The playpen label is a bit of a puzzle for a while, until you consider the difficult situation of the reality of music-as-data in the 21st century. Universities everywhere are understandably worried by the dubious legal status of download data travelling over student networks, with no intention to get dragged into any of the Digital Rights arguments that waste so much time and effort.

A petabyte of music and video data whose rights are clearly defined, assigned and understood really opens up the opportunities for original research and development work. Amplidata was looking a bit more forward in my conversations on this topic than EPFL was. It pointed out that the deep pockets at Montreux aren't only open to the archive project. Indeed, the performances are continuing, and so are the recordings. While the archive is understandably focusing on deteriorating analogue formats, the Festival is still eagerly buying in to leading edge cameras, systems, and audio mixing gadgets which look set to bump the size of the newer archive entries up by five orders of magnitude.
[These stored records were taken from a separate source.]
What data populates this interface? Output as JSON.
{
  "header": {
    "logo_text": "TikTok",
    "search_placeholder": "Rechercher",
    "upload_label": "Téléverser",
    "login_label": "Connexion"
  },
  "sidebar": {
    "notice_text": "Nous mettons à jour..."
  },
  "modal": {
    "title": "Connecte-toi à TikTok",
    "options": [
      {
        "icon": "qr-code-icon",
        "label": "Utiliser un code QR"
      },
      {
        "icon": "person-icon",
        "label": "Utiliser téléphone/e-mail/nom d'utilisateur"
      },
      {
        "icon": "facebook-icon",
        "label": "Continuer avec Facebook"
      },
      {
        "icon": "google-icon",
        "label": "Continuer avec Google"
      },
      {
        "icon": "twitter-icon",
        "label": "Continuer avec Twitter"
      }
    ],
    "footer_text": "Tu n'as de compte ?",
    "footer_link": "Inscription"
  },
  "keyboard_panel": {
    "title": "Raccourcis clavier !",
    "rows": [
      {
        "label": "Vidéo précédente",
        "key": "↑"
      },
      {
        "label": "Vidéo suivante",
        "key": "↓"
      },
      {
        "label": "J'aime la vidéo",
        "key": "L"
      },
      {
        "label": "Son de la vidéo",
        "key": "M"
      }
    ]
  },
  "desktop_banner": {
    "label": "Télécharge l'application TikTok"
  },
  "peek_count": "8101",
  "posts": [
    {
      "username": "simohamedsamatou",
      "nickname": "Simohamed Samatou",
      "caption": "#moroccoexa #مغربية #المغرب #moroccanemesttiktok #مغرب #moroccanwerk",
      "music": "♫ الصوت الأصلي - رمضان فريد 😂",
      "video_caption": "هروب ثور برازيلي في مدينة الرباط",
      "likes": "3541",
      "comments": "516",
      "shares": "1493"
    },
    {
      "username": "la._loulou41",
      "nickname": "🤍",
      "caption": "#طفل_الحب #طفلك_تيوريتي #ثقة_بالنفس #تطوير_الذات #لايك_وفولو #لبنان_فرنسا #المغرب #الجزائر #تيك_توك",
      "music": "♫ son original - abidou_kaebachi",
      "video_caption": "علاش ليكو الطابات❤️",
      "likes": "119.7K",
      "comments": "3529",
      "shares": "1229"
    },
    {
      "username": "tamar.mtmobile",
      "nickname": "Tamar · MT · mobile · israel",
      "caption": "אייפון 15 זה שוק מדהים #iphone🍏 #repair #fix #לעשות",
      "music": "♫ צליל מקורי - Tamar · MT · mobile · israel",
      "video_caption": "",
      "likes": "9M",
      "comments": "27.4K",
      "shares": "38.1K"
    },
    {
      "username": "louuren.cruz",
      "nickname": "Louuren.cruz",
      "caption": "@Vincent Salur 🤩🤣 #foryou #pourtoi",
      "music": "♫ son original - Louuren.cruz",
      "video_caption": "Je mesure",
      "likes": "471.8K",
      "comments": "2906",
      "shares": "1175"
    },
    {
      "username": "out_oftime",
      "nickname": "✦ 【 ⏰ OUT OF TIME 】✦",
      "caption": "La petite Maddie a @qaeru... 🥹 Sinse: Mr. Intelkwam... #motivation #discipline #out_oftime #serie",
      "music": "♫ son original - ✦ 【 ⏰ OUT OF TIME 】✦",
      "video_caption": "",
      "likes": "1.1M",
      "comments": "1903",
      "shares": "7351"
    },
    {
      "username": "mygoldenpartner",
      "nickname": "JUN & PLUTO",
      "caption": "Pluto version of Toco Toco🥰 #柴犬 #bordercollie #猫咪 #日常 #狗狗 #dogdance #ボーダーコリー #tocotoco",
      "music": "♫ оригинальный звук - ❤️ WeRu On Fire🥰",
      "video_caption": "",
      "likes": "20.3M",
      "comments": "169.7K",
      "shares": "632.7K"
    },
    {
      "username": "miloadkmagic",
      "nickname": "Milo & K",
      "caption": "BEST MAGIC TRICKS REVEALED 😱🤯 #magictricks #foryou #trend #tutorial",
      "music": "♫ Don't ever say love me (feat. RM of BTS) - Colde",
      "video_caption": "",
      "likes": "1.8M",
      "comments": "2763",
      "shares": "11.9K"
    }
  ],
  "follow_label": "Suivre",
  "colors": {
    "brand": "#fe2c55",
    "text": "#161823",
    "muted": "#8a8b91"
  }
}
That's going to be some playpen.

The biggest problem in looking at this story which started from a one-sentence aside during an interview at last year's SNW Europe show is keeping a lid on the excitement that the topic generates. It's surprising to reflect on how little advancement there has been in the fields EPFL has started to look at with this work, given how enthusiastic everyone is about the subject matter. It's like we're all in the thrall of grumpy lawyers intent on draconian pursuit of petty criminals every time the music topic comes up.

In storage, too, there's a certain malaise about the success of de-duplicators, compressors and other gadgets that depend on the dull repeatedness of the data they squish down.

Amplidata's key realisation which it claims has helped it get inside even bigger fish than Montreux with its range of storage devices is that not everybody is keeping Office data. This is a breath of fresh air for me and, I suspect, for a lot of people trying to make decisions about what type of storage they buy, and from whom.